Top of SOURCE INFORMATION

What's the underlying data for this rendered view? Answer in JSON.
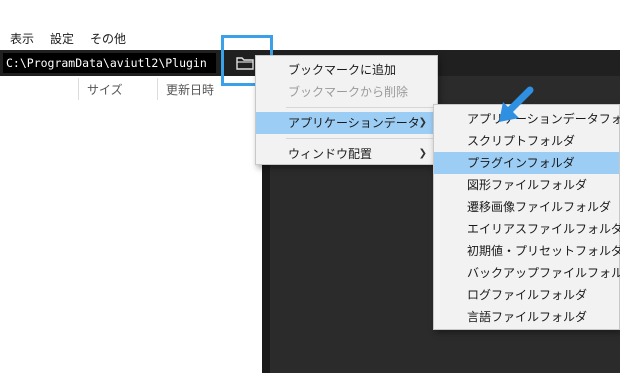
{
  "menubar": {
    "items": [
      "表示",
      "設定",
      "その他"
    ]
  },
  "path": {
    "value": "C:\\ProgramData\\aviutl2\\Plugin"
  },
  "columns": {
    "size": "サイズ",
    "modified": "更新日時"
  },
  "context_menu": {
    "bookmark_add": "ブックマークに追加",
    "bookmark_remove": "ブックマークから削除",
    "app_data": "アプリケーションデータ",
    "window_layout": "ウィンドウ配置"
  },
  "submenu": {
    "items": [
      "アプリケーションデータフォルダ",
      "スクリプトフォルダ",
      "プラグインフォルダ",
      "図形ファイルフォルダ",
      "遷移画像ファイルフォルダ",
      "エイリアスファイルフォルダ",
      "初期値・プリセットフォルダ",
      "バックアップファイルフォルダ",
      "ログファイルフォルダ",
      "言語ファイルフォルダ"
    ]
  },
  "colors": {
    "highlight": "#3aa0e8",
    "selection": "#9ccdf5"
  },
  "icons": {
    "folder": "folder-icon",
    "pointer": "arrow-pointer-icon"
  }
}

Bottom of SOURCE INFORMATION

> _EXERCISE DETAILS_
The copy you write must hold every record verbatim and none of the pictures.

> _ANSWER TO THIS PROBLEM_
What's the underlying data for this rendered view? Answer in JSON.
{
  "menubar": {
    "items": [
      "表示",
      "設定",
      "その他"
    ]
  },
  "path": {
    "value": "C:\\ProgramData\\aviutl2\\Plugin"
  },
  "columns": {
    "size": "サイズ",
    "modified": "更新日時"
  },
  "context_menu": {
    "bookmark_add": "ブックマークに追加",
    "bookmark_remove": "ブックマークから削除",
    "app_data": "アプリケーションデータ",
    "window_layout": "ウィンドウ配置"
  },
  "submenu": {
    "items": [
      "アプリケーションデータフォルダ",
      "スクリプトフォルダ",
      "プラグインフォルダ",
      "図形ファイルフォルダ",
      "遷移画像ファイルフォルダ",
      "エイリアスファイルフォルダ",
      "初期値・プリセットフォルダ",
      "バックアップファイルフォルダ",
      "ログファイルフォルダ",
      "言語ファイルフォルダ"
    ]
  },
  "colors": {
    "highlight": "#3aa0e8",
    "selection": "#9ccdf5"
  },
  "icons": {
    "folder": "folder-icon",
    "pointer": "arrow-pointer-icon"
  }
}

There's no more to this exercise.